Here are the buildings, water and road bonds for 1991-92:

School for Deaf and Blind $2,000,000

U. of U. communication building 6,221,300

SUU science center 3,616,400

Utah National Guard Utah County Armory 885,700

Uintah Basin ATC addition 1,498,000

Northern Utah correctional center 2,729,800

SLC courts complex land purchase 950,000

Ogden/Weber ATC heat plant replacement 1,195,600

USU library addition, phase one 5,672,700

Dixie College library addition 1,600,000

SLCC lifetime activities center, phase one 5,000,000

Liquor control warehouse, phase one 3,000,000

WSU student building, phase one 2,927,000

Box Elder courts building, phase one 2,400,000

Murray B. Allen rehabilitation center 750,000

Animal diagnostic lab, phase one 2,263,000

USU utilities project, phase one 2,500,000

Ogden courts building, land purchase 700,000

Murray Highway Patrol renovation 284,200

Human Services, Clearfield office purchase 960,000

Sevier Valley ATC land purchase 200,000

Repairs and maintenance 949,200 Total $48,302,900

Water bonds 14,500,000

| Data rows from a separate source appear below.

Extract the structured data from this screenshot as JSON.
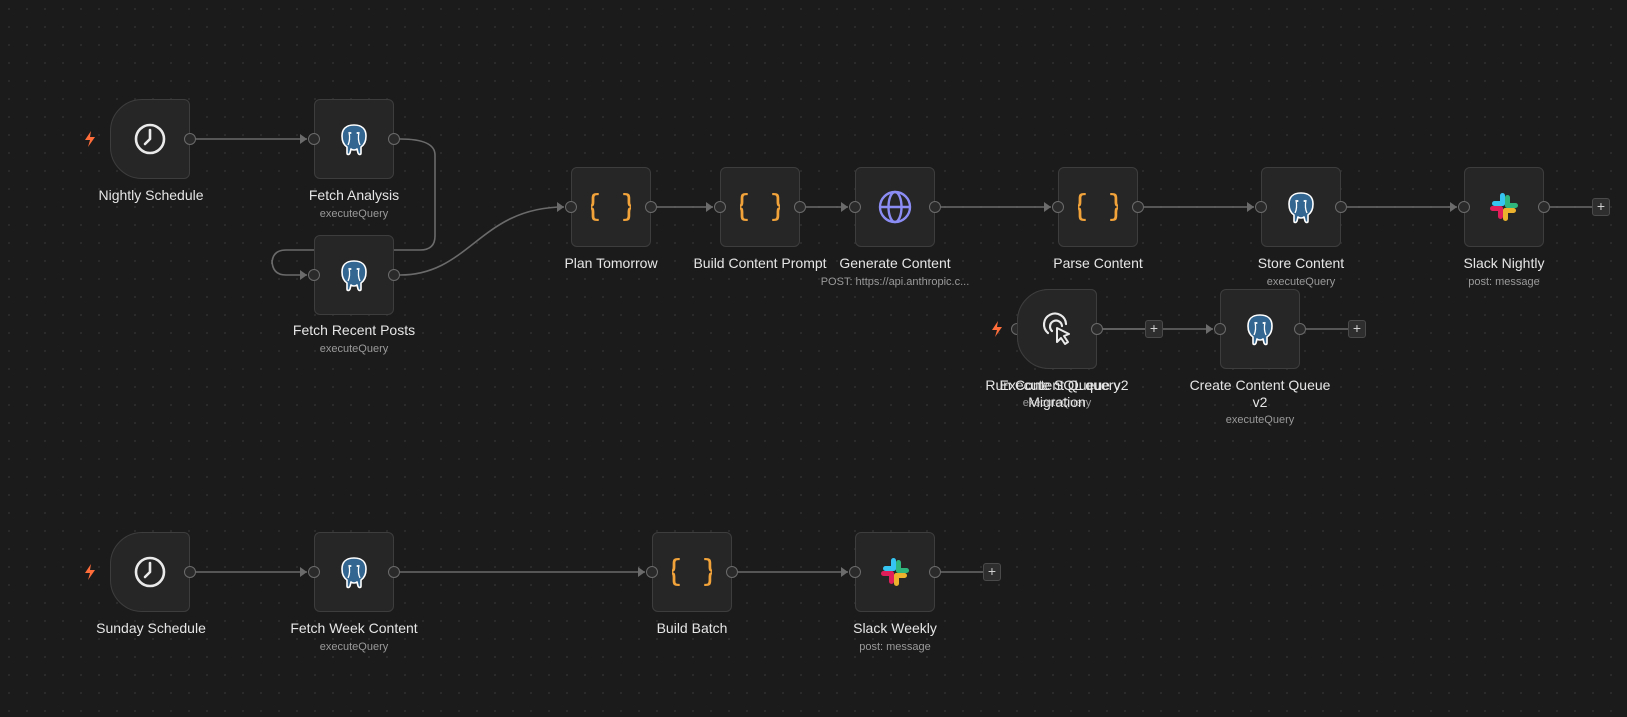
{
  "nodes": {
    "nightly_schedule": {
      "label": "Nightly Schedule",
      "icon": "clock-icon"
    },
    "fetch_analysis": {
      "label": "Fetch Analysis",
      "sub": "executeQuery",
      "icon": "postgres-elephant-icon"
    },
    "fetch_recent_posts": {
      "label": "Fetch Recent Posts",
      "sub": "executeQuery",
      "icon": "postgres-elephant-icon"
    },
    "plan_tomorrow": {
      "label": "Plan Tomorrow",
      "icon": "code-braces-icon"
    },
    "build_content_prompt": {
      "label": "Build Content Prompt",
      "icon": "code-braces-icon"
    },
    "generate_content": {
      "label": "Generate Content",
      "sub": "POST: https://api.anthropic.c...",
      "icon": "globe-icon"
    },
    "parse_content": {
      "label": "Parse Content",
      "icon": "code-braces-icon"
    },
    "store_content": {
      "label": "Store Content",
      "sub": "executeQuery",
      "icon": "postgres-elephant-icon"
    },
    "slack_nightly": {
      "label": "Slack Nightly",
      "sub": "post: message",
      "icon": "slack-icon"
    },
    "run_content_queue_migration": {
      "label": "Run Content Queue v2",
      "label2": "Migration",
      "icon": "cursor-click-icon"
    },
    "execute_sql_query": {
      "label": "Execute SQL query",
      "sub": "executeQuery"
    },
    "create_content_queue": {
      "label": "Create Content Queue",
      "label2": "v2",
      "sub": "executeQuery",
      "icon": "postgres-elephant-icon"
    },
    "sunday_schedule": {
      "label": "Sunday Schedule",
      "icon": "clock-icon"
    },
    "fetch_week_content": {
      "label": "Fetch Week Content",
      "sub": "executeQuery",
      "icon": "postgres-elephant-icon"
    },
    "build_batch": {
      "label": "Build Batch",
      "icon": "code-braces-icon"
    },
    "slack_weekly": {
      "label": "Slack Weekly",
      "sub": "post: message",
      "icon": "slack-icon"
    }
  },
  "add_button_label": "+",
  "colors": {
    "canvas_bg": "#1b1b1c",
    "node_bg": "#262626",
    "node_border": "#3d3d3d",
    "edge": "#6b6b6b",
    "trigger_bolt": "#ff6d3a",
    "code_braces": "#f2a33a",
    "globe": "#8c8cf5",
    "label": "#e6e6e6",
    "sublabel": "#9a9a9a"
  }
}
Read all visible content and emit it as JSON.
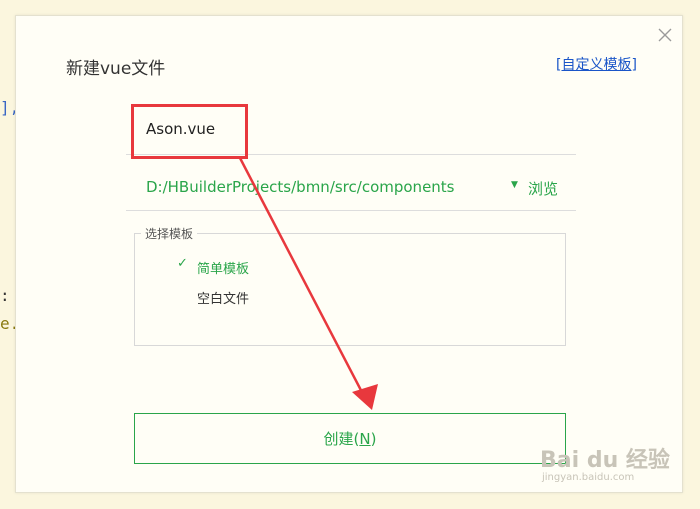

Road bonds, including $3.5 million for

Antelope Island causeway 22,500,000

Total $85,302,900